Rita, who I mentioned earlier, also began studying the Bible. She quickly became strong in God and began attending church. After seeing his mom’s enthusiasm, her 26-year-old son began studying. He is one of the most influential young people in the village.
Since the Bible workers had committed to working one year in the village, they made plans to finish the year with a mini evangelistic series. It would be a three-night event. Everyone in the town was invited, and they said that it would be their farewell meeting. They invited my husband to speak for the event.
Although the girls had made huge progress in reaching the hearts of the people in Porto Velho, we were not sure how many would show up for the Bible meetings. I must admit that I lacked faith. I worried that the girls might be disappointed by a small turnout. But I was pleasantly surprised when over 100 people came each night. In a town of only 900 habitants that represents more than 10% of the population!
While we were there for the weekend, many of the town’s people approached us and said, “Please ask the girls to stay longer. We don’t want them to leave! We are just beginning to study the Bible and want to continue. Please ask them to stay!” A woman called Delma came to me in tears, saying that she was heartbroken that they were leaving.
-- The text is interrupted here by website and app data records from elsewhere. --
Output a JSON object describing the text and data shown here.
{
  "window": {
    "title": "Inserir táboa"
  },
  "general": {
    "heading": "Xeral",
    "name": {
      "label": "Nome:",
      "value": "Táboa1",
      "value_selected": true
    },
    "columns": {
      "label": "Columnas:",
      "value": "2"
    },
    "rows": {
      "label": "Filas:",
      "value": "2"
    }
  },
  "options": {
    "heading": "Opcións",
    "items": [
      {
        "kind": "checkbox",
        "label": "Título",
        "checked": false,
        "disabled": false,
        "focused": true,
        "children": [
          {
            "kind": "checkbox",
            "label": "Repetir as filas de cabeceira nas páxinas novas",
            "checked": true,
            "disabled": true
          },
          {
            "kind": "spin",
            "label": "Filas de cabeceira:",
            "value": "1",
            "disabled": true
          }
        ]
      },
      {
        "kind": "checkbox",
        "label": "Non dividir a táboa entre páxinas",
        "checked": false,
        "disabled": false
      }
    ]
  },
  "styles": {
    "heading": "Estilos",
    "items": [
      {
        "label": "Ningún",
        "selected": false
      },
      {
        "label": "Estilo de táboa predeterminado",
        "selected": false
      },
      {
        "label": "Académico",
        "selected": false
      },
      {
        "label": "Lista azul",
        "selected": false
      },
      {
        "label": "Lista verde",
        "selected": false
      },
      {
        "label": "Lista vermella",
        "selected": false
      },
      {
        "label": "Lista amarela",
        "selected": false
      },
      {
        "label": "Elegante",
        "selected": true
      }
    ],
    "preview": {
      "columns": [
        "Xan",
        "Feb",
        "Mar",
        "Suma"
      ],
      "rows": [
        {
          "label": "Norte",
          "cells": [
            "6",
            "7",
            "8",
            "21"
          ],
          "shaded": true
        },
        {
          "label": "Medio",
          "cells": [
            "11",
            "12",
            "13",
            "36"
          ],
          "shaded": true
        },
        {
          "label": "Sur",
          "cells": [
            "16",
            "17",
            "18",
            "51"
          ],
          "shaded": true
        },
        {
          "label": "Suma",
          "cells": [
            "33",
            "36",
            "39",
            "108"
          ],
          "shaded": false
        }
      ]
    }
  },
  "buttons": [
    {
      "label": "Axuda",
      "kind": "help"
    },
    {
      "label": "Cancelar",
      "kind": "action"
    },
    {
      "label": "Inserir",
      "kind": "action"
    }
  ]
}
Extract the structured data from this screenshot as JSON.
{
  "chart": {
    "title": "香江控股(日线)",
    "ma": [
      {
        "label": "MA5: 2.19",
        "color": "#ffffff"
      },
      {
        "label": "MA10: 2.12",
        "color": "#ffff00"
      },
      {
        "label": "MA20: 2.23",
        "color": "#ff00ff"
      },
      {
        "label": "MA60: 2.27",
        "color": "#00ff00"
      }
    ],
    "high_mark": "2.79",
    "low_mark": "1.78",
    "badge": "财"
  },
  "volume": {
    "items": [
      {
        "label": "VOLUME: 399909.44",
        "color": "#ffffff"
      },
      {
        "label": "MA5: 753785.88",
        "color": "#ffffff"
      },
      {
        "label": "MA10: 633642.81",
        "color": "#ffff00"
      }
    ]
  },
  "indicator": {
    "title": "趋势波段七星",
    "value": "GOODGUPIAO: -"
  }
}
Another woman went up front during the meetings and said: “We hate to see you go, but as you have taught us, we must find comfort in the Bible.”
During the meetings my husband spoke about the great controversy, the law of God and the state of the dead. The people listened very attentively, and many who had not been studying the Bible asked to begin studies.
I am happy to tell you that two of the three Bible workers agreed to remain in Porto Velho do Cunha in order to continue the work that was begun. This time they will stay for an undetermined time period. They will strengthen in the faith those who have been studying, and continue to break down superstition and prejudice in the village.
Unfortunately, the prejudice is not only coming from the villagers. The pastor of the Seventh-day Adventist church has refused to baptize any of the contacts that are studying with the Bible workers because the girls studied at Taquara Institute.
Brazil has long been a strong Catholic country and Catholic thinking pervades the culture. The idea is that if a person or institute is not directly related to the organized Seventh-day Adventist church, then it is not acceptable.
Please pray for Cheine and Luciana as they continue to work in Porto Velho do Cunha. They need wisdom for grounding their Bible study contacts in the truth in such a way that the problems in God’s remnant church will not discourage them.
Melissa Silva and her husband Diego work at Taquara Institute of Health and Education.
For more information on the work they are doing please write to email@example.com. Taquara Institute also has a web site in Portuguese: www.iest.com.br.